Attractiveness Dualism: A Blessing or A Curse?


        We live in a world where something that looks appealing is highly valued. Maintaining a decent appearance seems to be conventional wisdom which holds true in every aspect, most notably in the way others might perceive us to be, whether it is in an informal or formal setting. While appearance is the first or foremost thing that we see when we meet someone, it inadvertently contributes to the level of respect based on our judgment towards others in the first place. This kind of moral judgment plays a crucial role in either how we treat someone or how someone will treat us. Although appearance alone doesn't represent the overall attributes of someone, at first glance, it can possibly leave a lasting impression, especially in the social domain. The significance of look that someone possesses might entail different sides of the same coin as there has been a thought-provoking discussion in regard to attractiveness along with its perks, its driving force, and not to mention its possible price that one has to pay.

        In general, media portrayal of body features (typically of the face) also significantly influences the perception towards the conventional beauty standard. Consequently, more and more individuals put a great deal of effort simply to achieve the beauty bar that has been set by those media. It is worth noting that the media depicts such beauty standards by enhancing and exaggerating some features by adding exposure to light or adjusting the angle. It is unironically common for people who keep pursuing ideal beauty standards merely for obtaining a validation over their physical features yet they are not aware that it can be very detrimental for them once they fail to meet the expected level. It may lead them to have low self-esteem and body dissatisfaction, thus making them feel overly insecure about their condition.

        Furthermore, the quality of being attractive is often associated with social commodities since it bears values and worths. All the values come down to the assumption which considers any other aspects within attractive people other than their appearances. For example, people may judge a good-looking individual has a good personality and intellectuality even if they assume it by appearance alone! Though it sounds biased, they generally only judge a book by its cover, such a bitter truth. In fact, that stereotype can be attributed to the so-called "Halo Effect". It basically refers to the idea of placing something over a series of something as the main features that govern the rest under it. Hence, the example above shares the same standpoint with this effect just because of one most noticeable thing, that is, physical features.

        As the title suggests, is it really a blessing of being gorgeous? Or else, is it a plain curse? Well, let's have a look at both advantages and disadvantages below. Being attractive arguably grants a couple of perks. Apart from the quality that is tied to attractiveness, someone who is good physically may experience "special" treatment from their surroundings. People tend to respect attractive people due to their charming persona. Not only does society glorify it but also its forms of expression through music. You can find anywhere on the internet about music videos that depict beauty standards whose images are flooded youthful faces and ideal bodies. In addition, attractiveness may be benefited from a higher level of confidence in social interactions mainly because of self-image which intertwines with positive interpersonal connections. Being attractive allows someone to easily get along or even strike up a conversation with others straightforwardly. Those perks are absolutely desirable for everyone, but at what cost?

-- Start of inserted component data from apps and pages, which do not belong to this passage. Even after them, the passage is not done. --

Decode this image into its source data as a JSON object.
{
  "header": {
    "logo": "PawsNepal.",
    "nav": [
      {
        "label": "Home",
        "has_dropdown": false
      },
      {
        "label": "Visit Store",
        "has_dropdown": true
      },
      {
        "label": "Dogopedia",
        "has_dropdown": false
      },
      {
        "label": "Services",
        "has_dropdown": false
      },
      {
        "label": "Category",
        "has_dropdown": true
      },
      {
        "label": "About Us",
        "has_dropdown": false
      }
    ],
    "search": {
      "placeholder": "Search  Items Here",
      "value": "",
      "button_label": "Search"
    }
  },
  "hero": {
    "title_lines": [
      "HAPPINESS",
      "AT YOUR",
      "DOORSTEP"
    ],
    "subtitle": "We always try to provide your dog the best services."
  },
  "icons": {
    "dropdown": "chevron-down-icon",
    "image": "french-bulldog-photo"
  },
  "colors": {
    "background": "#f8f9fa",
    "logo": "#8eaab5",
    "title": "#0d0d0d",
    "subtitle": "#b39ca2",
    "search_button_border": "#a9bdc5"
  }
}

        There are some drawbacks linked to attractiveness indeed. Physically attractive people are likely to develop a sense of entitlement. They may think that they deserve all the fame and special treatment even though they owe nothing to life. They act as if they can draw everyone's attention, even by doing a simple thing like sitting or walking, while it's not necessarily true. They just can't get over themselves. Another bad case is that there must be someone who is jealous or envious of them due to their physical features. It can hinder good relationships with others as others might perceive attractive people as a threat. Ones who hold a grudge against good-looking people can't afford competing, thus possessing low self-worth. The least they can do is cut off a good-looking person completely.

        After all, we should keep in mind that beauty is in the eye of the beholder. The quality of being attractive can't be judged objectively since every person may have a different outlook towards it. It's neither a blessing nor a curse; it's just a matter of subjectivity that lies within a human's set of assumptions. I suggest that you just have to be authentic and be yourself. Don't let the external force get you down or discourage you since we are all unique in our own way. Other expectations about you will only take you so far; however, what does matter is your own value that you hold in your life. Our self-worth can't be defined by others; it is us as the ones who wholeheartedly understand it. 

Writer: M. Dimas Ferdiansyah

Editor: Febby Cahya Diva